The Effects of Eating and Drinking Habits on Teeth

the effects of eating and drinking habits on teeth

Some of our patients at Peninsula Family Dental Center may be unaware of the tremendous impact that diet has on teeth. Regular brushing and flossing are not enough to maintain healthy and cavity-free teeth and gums. In addition to good dental habits, it’s also imperative to see a dentist at least twice a year for dental cleanings. During these dental cleanings, your dentist will carefully inspect your teeth for cavities and any other possible issues, so it’s important to follow through with these appointments. Meanwhile, let’s talk about the effects of eating and drinking habits on teeth, and identify some unfriendly foods when it comes to dental care and health.

Carbonated Drinks. Soda is carbonated, full of sugar and artificial dyes, and is hard on our teeth enamel. The carbonation and high amounts of phosphorus can eat away at enamel and contribute to ugly staining. Instead, choose to drink healthy teas like green or black tea (without added sugar). Tea is full of antioxidants, and if enjoyed in moderation, tea can actually fight off bacteria.

Candy and Sweet Treats. Everyone enjoys a sweet treat once in a while. But if eaten on a regular basis, sugar becomes an enemy of our teeth and encourages cavities to form. Instead, reach for a piece of fruit. Full of natural sugars to help satisfy that desire for sweetness, fruit has no artificial flavors or sweeteners that are hard on your teeth.

Juice. Most juice brands available on today’s supermarket shelves are high in sugar and full of additives. In reality, some commercial juice brands contain very little juice. Citrus juices like sweetened lemonades are also very acidic, and acid eats away at teeth. Consider a healthier alternative: add orange slices or cucumber slices to a pitcher of water and create a refreshing flavor that is much healthier than those sugary juices.

Carbohydrates. Did you know that in our bodies, carbohydrates break down into sugar?
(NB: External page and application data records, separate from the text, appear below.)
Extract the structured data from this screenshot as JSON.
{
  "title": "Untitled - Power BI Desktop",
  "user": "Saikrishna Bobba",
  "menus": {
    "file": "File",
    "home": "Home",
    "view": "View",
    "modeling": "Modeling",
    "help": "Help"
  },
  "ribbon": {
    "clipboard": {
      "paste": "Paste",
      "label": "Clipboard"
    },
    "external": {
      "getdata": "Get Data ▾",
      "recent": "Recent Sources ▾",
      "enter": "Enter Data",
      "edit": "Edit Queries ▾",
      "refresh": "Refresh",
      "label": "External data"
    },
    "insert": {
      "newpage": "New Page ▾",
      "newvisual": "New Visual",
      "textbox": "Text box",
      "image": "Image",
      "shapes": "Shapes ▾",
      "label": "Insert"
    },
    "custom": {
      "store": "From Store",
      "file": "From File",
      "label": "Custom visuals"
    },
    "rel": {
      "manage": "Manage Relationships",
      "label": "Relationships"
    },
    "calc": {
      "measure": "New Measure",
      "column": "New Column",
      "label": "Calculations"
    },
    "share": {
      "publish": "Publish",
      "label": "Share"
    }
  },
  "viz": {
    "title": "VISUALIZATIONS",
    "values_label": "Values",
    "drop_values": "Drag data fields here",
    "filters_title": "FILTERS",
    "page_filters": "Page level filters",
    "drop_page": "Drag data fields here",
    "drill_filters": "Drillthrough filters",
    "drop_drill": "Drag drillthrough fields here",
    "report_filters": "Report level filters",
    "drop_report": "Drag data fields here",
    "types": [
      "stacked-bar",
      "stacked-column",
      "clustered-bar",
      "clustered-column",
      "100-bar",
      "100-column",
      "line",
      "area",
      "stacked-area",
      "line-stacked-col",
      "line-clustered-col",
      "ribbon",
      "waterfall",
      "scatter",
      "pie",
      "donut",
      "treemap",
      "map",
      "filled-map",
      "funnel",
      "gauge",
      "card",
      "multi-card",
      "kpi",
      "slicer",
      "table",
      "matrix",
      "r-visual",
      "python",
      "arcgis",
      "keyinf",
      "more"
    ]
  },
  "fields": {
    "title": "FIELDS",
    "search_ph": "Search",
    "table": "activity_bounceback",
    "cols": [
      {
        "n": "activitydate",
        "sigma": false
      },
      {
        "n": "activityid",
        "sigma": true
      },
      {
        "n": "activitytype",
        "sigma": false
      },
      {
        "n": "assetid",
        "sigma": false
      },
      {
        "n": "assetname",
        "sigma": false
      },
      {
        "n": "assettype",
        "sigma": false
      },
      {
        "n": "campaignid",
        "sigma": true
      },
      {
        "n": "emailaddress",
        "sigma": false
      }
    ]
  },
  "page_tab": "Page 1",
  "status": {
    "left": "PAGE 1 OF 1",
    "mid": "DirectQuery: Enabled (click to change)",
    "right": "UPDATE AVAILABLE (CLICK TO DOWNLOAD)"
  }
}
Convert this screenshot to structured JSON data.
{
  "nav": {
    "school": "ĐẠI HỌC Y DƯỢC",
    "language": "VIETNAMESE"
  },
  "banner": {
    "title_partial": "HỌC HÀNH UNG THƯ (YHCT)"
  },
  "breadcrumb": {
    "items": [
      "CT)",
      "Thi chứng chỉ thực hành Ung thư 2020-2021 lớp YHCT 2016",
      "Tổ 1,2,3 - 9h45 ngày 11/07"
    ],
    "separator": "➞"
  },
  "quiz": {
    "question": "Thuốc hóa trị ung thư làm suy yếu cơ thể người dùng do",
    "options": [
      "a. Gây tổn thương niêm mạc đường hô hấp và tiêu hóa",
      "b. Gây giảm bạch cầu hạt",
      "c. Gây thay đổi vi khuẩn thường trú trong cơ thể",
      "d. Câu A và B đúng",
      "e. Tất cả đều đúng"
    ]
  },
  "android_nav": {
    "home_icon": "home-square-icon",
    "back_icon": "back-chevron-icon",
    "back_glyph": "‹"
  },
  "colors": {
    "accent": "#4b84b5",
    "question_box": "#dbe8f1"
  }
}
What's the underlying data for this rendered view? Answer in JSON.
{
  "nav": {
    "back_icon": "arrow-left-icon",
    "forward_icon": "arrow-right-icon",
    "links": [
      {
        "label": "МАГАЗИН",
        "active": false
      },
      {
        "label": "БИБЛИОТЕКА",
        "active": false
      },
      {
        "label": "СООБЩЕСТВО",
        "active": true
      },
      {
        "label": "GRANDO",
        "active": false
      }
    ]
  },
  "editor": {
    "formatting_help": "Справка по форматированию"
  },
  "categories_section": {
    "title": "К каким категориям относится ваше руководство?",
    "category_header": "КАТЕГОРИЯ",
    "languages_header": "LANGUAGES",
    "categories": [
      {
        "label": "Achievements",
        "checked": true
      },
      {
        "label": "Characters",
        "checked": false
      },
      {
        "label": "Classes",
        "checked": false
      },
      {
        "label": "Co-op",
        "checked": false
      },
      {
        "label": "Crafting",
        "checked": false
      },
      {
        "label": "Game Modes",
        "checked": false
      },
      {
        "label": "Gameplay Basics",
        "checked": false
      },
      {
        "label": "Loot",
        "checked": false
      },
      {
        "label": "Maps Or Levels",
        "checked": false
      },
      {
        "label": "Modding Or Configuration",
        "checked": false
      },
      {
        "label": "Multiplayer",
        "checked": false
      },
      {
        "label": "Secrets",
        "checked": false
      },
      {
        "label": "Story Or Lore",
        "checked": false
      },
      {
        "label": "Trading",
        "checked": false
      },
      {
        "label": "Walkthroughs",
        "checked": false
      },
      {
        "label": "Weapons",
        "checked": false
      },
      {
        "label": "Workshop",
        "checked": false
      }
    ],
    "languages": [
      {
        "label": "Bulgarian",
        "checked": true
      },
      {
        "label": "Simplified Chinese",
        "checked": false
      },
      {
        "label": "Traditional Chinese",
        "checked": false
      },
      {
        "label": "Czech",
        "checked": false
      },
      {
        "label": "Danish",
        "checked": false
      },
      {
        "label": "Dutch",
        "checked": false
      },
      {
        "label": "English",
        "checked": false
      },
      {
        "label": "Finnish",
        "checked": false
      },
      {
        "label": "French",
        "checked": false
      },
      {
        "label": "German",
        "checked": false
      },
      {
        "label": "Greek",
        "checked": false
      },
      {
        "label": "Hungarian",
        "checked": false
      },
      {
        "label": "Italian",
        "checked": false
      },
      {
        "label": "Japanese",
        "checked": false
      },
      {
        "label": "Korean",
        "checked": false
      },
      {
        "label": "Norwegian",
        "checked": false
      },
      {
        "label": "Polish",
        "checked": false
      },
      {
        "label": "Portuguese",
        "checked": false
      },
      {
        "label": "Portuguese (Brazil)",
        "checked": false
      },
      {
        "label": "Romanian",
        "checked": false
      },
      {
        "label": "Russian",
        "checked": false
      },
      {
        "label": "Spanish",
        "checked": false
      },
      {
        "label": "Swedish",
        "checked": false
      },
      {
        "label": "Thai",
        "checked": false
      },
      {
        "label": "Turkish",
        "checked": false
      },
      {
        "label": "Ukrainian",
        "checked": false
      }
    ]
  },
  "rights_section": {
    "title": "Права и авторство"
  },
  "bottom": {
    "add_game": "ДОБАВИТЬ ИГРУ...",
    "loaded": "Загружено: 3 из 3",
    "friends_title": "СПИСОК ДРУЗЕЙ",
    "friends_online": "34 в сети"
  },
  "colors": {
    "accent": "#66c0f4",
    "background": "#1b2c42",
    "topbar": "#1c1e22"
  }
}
Simple carbohydrates, like pastries or candy, break down more quickly and encourage acid formation that does damage to our teeth. For better snack options choose fresh, complex carbohydrate veggies like apples and carrots, which break down more slowly and are better absorbed by our digestive systems. Apples and carrots are also high in vitamins, and their fibrous textures help to clean our teeth.

At Peninsula Family Dental Center, you matter. By changing your diet and reaching for healthier snack options, you can save a lot of money and help avoid fillings and other unnecessary dental work. And remember to schedule your next dental cleaning to prevent those unwanted cavities. After all, our staff enjoys your visits to our office, but we’d satisfied to see you twice a year at your biannual check ups!

Images used under creative commons license – commercial use (11/1/2017)  Soo Jū-hông (Flickr)